The Kodiak 900's wheel fairings are another distinguishing feature. They have been approved as "secondary structures" and have undergone the same rigorous testing and analysis as the cargo pod. The main gear wheel fairing may be employed as a stair for pre-flight operations or single-point refuelling. Both are due to their adaptability. Access doors give easy access to the tyre valve stem, avoiding the need to remove the wheel fairings for brake or tyre maintenance.
Wheel fairing maintenance is pilot-performed. This allows owners and operators to work on them without logging it.
Because of the Kodiak 900's taller backseat than the Kodiak 100, the rear cargo door was redesigned. Additional steps aid with freight loading and passenger entry and departure. Extra handholds are added to accommodate the taller aircraft during entrance and egress. The door maintains the Kodiak's clamshell form while folding flat, allowing MEDEVAC clients to easily load and unload bulk freight, pallets, or stretchers.
Daher Kodiak Care's four-year maintenance contract covers up to 1,000 flight hours or until the fourth annual inspection.
The Kodiak 900 has a 900-hp Pratt & Whitney Canada PT6A-140A turboprop engine. This engine was designed to resist severe circumstances and heavy demand in utility aircraft. All-aluminum gearbox housings prevent corrosion, and its engine performs best in class when heated. Pratt & Whitney Canada manufactures the next-generation PT6A-140A. This series has flown 2 million hours.
The Kodiak 900's Hartzell five-blade composite propeller offers complete feathering, constant speed, and hydraulic pitch and yaw actuators.
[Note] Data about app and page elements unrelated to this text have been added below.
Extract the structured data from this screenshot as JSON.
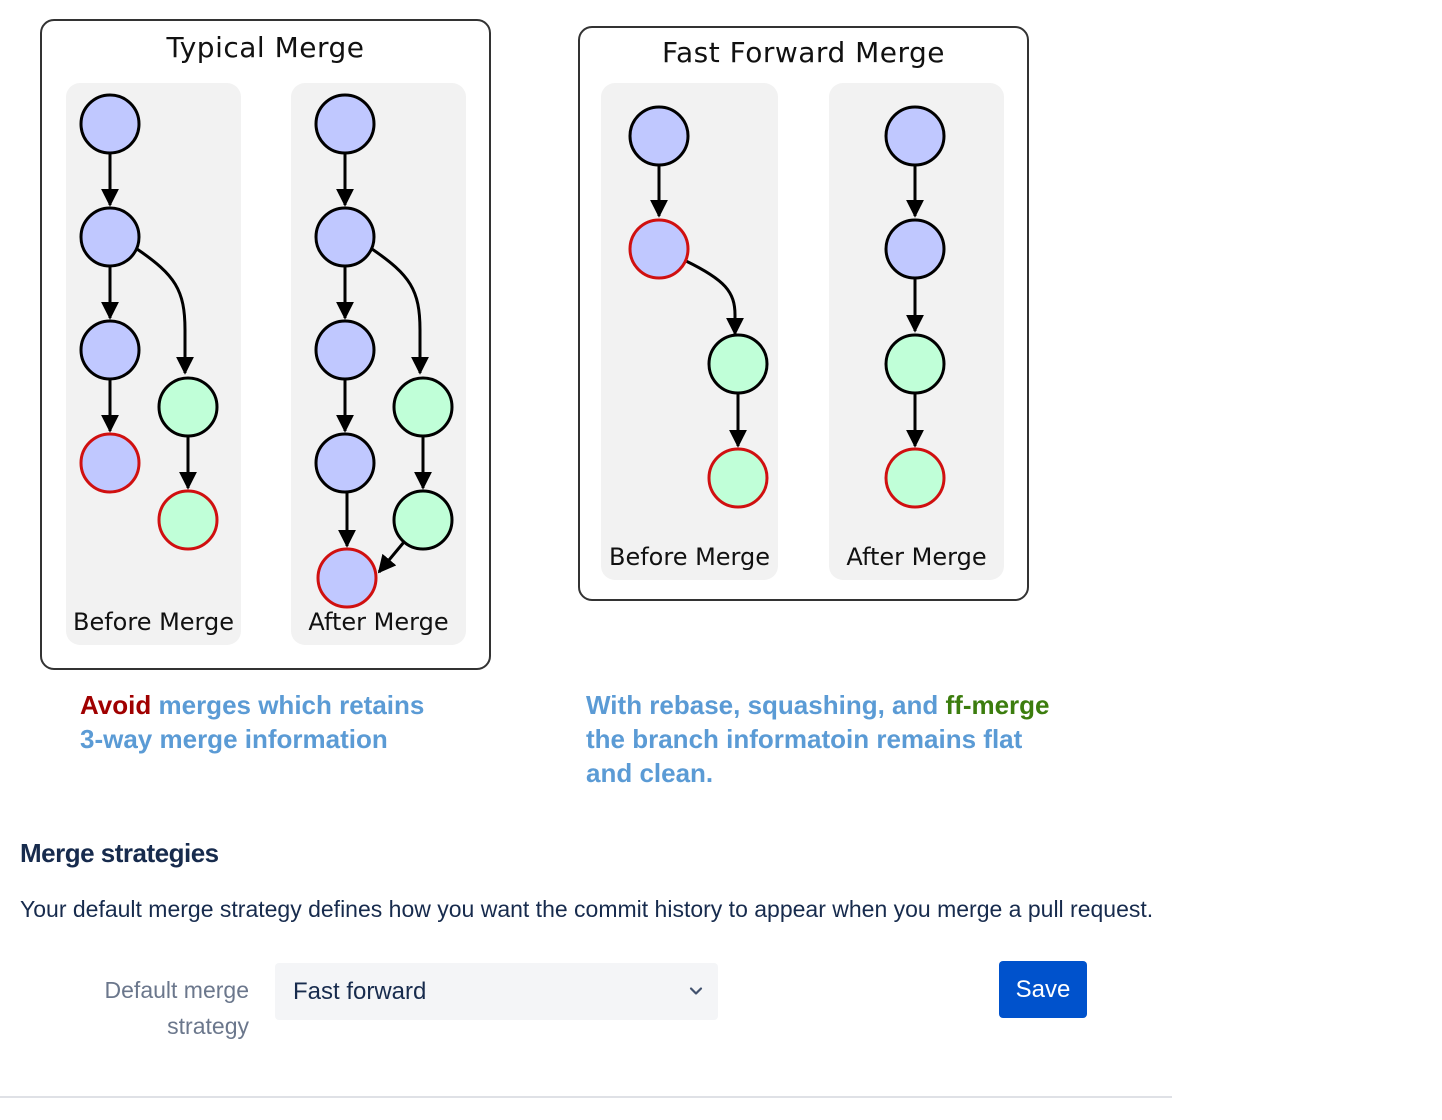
{
  "diagrams": {
    "typical": {
      "title": "Typical Merge",
      "before_label": "Before Merge",
      "after_label": "After Merge"
    },
    "fast_forward": {
      "title": "Fast Forward Merge",
      "before_label": "Before Merge",
      "after_label": "After Merge"
    }
  },
  "captions": {
    "left": {
      "avoid": "Avoid",
      "rest_line1": " merges which retains",
      "line2": "3-way merge information"
    },
    "right": {
      "line1_prefix": "With rebase, squashing, and ",
      "ff": "ff-merge",
      "line2": "the branch informatoin remains flat",
      "line3": "and clean."
    }
  },
  "settings": {
    "section_title": "Merge strategies",
    "description": "Your default merge strategy defines how you want the commit history to appear when you merge a pull request.",
    "field_label_line1": "Default merge",
    "field_label_line2": "strategy",
    "selected_value": "Fast forward",
    "save_label": "Save"
  },
  "colors": {
    "commit_blue": "#c0c8ff",
    "commit_green": "#c0ffd8",
    "head_outline": "#d01010",
    "caption_blue": "#5b9bd5",
    "caption_red": "#a00000",
    "caption_green": "#3c7d0e",
    "primary_button": "#0052cc"
  },
  "icons": {
    "select_chevron": "chevron-down-icon"
  }
}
The aircraft's 79.5 decibel noise level is due to its design and 1,900 rpm engine speed. This permits the plane to fly in noise-sensitive areas.
The Kodiak 900's engine compartment features upgraded components, yet the Kodiak 100's attributes remain. The low-temperature air-intake system allows several battery engine starts per hour. High-cycle clients, including skydiving operators and short-range commercial aircraft, demand frequent engine starts. Alternator cooling shroud and cowl exit ducts are both 3D printed to save complexity and weight.
The Kodiak 900 improves on the Kodiak 100's simple and durable construction, world-famous stability, and user-friendly manoeuvrability with a bigger cabin, greater speed, faster climb, and quicker arrival at altitude/on station. Its nine-hour loiter duration, moderate flight control abilities, and 210 KTAS sprint/cruise speed are all beneficial for missions.
Kodiak 900's 300-amp starter/generator and 60-amp alternator meet ISR electrical demands. The plane can also accommodate advanced electronics. Because turboprops have little vibration, they may carry skilled pilots and flight attendants.
The Kodiak 900 can ascend higher and fly quicker than its predecessor, improving its firefighting capabilities. The Kodiak 100 has STOL capability so it may deliver staff and supplies to remote runways. Larger cabin space and a flexible interior increase the Kodiak 900's potential for law enforcement, public safety, and agency duties. The bigger cabin can carry two stretchers for MEDEVAC, and the enhanced speed is important when time is of the essence.
The Kodiak 900's large cabin and robust construction make it a suitable cargo plane. Its speed, payload, and range make it an excellent transport platform.
In 2016, Kodiak 900 development began. The FAA has built a static test article, a flying prototype, and the first conforming production aircraft for reliability and function testing. The Kodiak 900's inaugural cruise ended on February 28, 2020. The test fleet has logged more than 800 ground hours and 600 flying hours.
This is another answer to the commitment of enhancing sustainability and improving the carbon footprint of general aviation. The Kodiak 900 is in a category of its own: a highly versatile unpressurized utility turboprop airplane that can carry impressive payloads while cruising comfortably at 210 KTS in refined luxury.”Nicolas Chabbert, the Senior Vice President of Daher’s Aircraft Division